* _Data_
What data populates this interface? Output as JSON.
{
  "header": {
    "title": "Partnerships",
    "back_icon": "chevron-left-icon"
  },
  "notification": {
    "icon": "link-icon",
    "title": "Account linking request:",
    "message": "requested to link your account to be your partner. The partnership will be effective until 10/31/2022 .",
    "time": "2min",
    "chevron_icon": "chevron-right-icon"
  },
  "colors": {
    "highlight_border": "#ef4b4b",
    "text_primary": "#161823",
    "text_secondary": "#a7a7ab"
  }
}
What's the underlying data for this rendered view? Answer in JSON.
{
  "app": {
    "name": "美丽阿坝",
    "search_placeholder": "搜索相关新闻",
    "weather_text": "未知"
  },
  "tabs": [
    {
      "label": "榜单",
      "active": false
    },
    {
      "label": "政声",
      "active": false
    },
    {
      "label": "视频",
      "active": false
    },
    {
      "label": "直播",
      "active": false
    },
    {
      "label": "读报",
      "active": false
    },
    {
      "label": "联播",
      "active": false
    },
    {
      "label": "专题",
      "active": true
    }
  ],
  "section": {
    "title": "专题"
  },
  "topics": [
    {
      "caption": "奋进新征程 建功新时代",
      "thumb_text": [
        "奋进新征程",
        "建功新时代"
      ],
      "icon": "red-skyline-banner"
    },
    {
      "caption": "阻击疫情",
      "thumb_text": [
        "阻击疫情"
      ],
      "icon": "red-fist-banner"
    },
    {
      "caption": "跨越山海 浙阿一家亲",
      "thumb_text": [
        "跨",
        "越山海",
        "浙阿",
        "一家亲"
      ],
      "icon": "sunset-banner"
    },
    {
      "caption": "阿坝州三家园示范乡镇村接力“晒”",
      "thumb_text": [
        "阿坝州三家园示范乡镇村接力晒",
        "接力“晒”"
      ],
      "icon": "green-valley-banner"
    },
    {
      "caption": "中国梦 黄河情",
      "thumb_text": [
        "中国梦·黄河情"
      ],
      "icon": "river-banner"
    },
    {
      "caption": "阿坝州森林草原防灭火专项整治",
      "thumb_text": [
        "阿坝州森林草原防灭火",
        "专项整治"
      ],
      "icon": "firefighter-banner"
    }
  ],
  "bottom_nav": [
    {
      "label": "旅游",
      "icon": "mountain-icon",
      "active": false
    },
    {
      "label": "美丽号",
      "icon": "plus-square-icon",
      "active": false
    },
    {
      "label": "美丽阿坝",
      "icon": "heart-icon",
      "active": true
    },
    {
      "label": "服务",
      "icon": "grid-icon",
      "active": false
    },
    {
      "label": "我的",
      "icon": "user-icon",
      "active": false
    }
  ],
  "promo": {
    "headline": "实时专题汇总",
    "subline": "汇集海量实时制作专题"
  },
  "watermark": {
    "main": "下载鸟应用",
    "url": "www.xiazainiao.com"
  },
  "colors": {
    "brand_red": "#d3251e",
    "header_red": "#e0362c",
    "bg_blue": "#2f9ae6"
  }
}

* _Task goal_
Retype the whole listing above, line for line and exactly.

* _Result for this exercise_
What data populates this interface? Output as JSON.
{
  "header": {
    "title": "Partnerships",
    "back_icon": "chevron-left-icon"
  },
  "notification": {
    "icon": "link-icon",
    "title": "Account linking request:",
    "message": "requested to link your account to be your partner. The partnership will be effective until 10/31/2022 .",
    "time": "2min",
    "chevron_icon": "chevron-right-icon"
  },
  "colors": {
    "highlight_border": "#ef4b4b",
    "text_primary": "#161823",
    "text_secondary": "#a7a7ab"
  }
}
What's the underlying data for this rendered view? Answer in JSON.
{
  "app": {
    "name": "美丽阿坝",
    "search_placeholder": "搜索相关新闻",
    "weather_text": "未知"
  },
  "tabs": [
    {
      "label": "榜单",
      "active": false
    },
    {
      "label": "政声",
      "active": false
    },
    {
      "label": "视频",
      "active": false
    },
    {
      "label": "直播",
      "active": false
    },
    {
      "label": "读报",
      "active": false
    },
    {
      "label": "联播",
      "active": false
    },
    {
      "label": "专题",
      "active": true
    }
  ],
  "section": {
    "title": "专题"
  },
  "topics": [
    {
      "caption": "奋进新征程 建功新时代",
      "thumb_text": [
        "奋进新征程",
        "建功新时代"
      ],
      "icon": "red-skyline-banner"
    },
    {
      "caption": "阻击疫情",
      "thumb_text": [
        "阻击疫情"
      ],
      "icon": "red-fist-banner"
    },
    {
      "caption": "跨越山海 浙阿一家亲",
      "thumb_text": [
        "跨",
        "越山海",
        "浙阿",
        "一家亲"
      ],
      "icon": "sunset-banner"
    },
    {
      "caption": "阿坝州三家园示范乡镇村接力“晒”",
      "thumb_text": [
        "阿坝州三家园示范乡镇村接力晒",
        "接力“晒”"
      ],
      "icon": "green-valley-banner"
    },
    {
      "caption": "中国梦 黄河情",
      "thumb_text": [
        "中国梦·黄河情"
      ],
      "icon": "river-banner"
    },
    {
      "caption": "阿坝州森林草原防灭火专项整治",
      "thumb_text": [
        "阿坝州森林草原防灭火",
        "专项整治"
      ],
      "icon": "firefighter-banner"
    }
  ],
  "bottom_nav": [
    {
      "label": "旅游",
      "icon": "mountain-icon",
      "active": false
    },
    {
      "label": "美丽号",
      "icon": "plus-square-icon",
      "active": false
    },
    {
      "label": "美丽阿坝",
      "icon": "heart-icon",
      "active": true
    },
    {
      "label": "服务",
      "icon": "grid-icon",
      "active": false
    },
    {
      "label": "我的",
      "icon": "user-icon",
      "active": false
    }
  ],
  "promo": {
    "headline": "实时专题汇总",
    "subline": "汇集海量实时制作专题"
  },
  "watermark": {
    "main": "下载鸟应用",
    "url": "www.xiazainiao.com"
  },
  "colors": {
    "brand_red": "#d3251e",
    "header_red": "#e0362c",
    "bg_blue": "#2f9ae6"
  }
}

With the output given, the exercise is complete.